EXERCISE DESCRIPTION: From the first line to the last, give the listing again exactly.

RECORDS FOR THE TASK:
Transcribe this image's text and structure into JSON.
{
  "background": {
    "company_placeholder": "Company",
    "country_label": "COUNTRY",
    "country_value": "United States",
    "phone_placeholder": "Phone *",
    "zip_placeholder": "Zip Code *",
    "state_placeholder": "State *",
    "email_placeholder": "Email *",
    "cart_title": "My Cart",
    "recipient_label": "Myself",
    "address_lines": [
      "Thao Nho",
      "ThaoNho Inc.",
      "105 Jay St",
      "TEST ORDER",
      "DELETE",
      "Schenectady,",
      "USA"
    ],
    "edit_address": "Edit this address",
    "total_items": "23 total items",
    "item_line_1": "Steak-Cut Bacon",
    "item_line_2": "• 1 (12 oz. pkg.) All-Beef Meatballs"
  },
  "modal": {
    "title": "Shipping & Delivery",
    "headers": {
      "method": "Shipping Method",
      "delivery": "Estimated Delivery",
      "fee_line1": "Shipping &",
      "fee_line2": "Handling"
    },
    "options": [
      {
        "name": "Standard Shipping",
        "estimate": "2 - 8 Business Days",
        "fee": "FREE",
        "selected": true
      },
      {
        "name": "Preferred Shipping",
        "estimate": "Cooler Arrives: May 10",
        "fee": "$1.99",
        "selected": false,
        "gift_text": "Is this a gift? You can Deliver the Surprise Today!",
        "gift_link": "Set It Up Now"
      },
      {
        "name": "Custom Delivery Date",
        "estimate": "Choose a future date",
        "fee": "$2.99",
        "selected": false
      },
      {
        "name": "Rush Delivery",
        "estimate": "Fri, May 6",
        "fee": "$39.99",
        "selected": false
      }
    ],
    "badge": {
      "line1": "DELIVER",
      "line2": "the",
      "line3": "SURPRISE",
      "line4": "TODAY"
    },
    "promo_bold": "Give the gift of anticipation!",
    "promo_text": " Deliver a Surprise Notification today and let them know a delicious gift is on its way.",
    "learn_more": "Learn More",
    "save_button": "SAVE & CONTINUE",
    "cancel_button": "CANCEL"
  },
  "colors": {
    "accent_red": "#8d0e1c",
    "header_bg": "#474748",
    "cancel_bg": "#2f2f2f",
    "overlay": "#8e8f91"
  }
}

RESULT:
Transcribe this image's text and structure into JSON.
{
  "background": {
    "company_placeholder": "Company",
    "country_label": "COUNTRY",
    "country_value": "United States",
    "phone_placeholder": "Phone *",
    "zip_placeholder": "Zip Code *",
    "state_placeholder": "State *",
    "email_placeholder": "Email *",
    "cart_title": "My Cart",
    "recipient_label": "Myself",
    "address_lines": [
      "Thao Nho",
      "ThaoNho Inc.",
      "105 Jay St",
      "TEST ORDER",
      "DELETE",
      "Schenectady,",
      "USA"
    ],
    "edit_address": "Edit this address",
    "total_items": "23 total items",
    "item_line_1": "Steak-Cut Bacon",
    "item_line_2": "• 1 (12 oz. pkg.) All-Beef Meatballs"
  },
  "modal": {
    "title": "Shipping & Delivery",
    "headers": {
      "method": "Shipping Method",
      "delivery": "Estimated Delivery",
      "fee_line1": "Shipping &",
      "fee_line2": "Handling"
    },
    "options": [
      {
        "name": "Standard Shipping",
        "estimate": "2 - 8 Business Days",
        "fee": "FREE",
        "selected": true
      },
      {
        "name": "Preferred Shipping",
        "estimate": "Cooler Arrives: May 10",
        "fee": "$1.99",
        "selected": false,
        "gift_text": "Is this a gift? You can Deliver the Surprise Today!",
        "gift_link": "Set It Up Now"
      },
      {
        "name": "Custom Delivery Date",
        "estimate": "Choose a future date",
        "fee": "$2.99",
        "selected": false
      },
      {
        "name": "Rush Delivery",
        "estimate": "Fri, May 6",
        "fee": "$39.99",
        "selected": false
      }
    ],
    "badge": {
      "line1": "DELIVER",
      "line2": "the",
      "line3": "SURPRISE",
      "line4": "TODAY"
    },
    "promo_bold": "Give the gift of anticipation!",
    "promo_text": " Deliver a Surprise Notification today and let them know a delicious gift is on its way.",
    "learn_more": "Learn More",
    "save_button": "SAVE & CONTINUE",
    "cancel_button": "CANCEL"
  },
  "colors": {
    "accent_red": "#8d0e1c",
    "header_bg": "#474748",
    "cancel_bg": "#2f2f2f",
    "overlay": "#8e8f91"
  }
}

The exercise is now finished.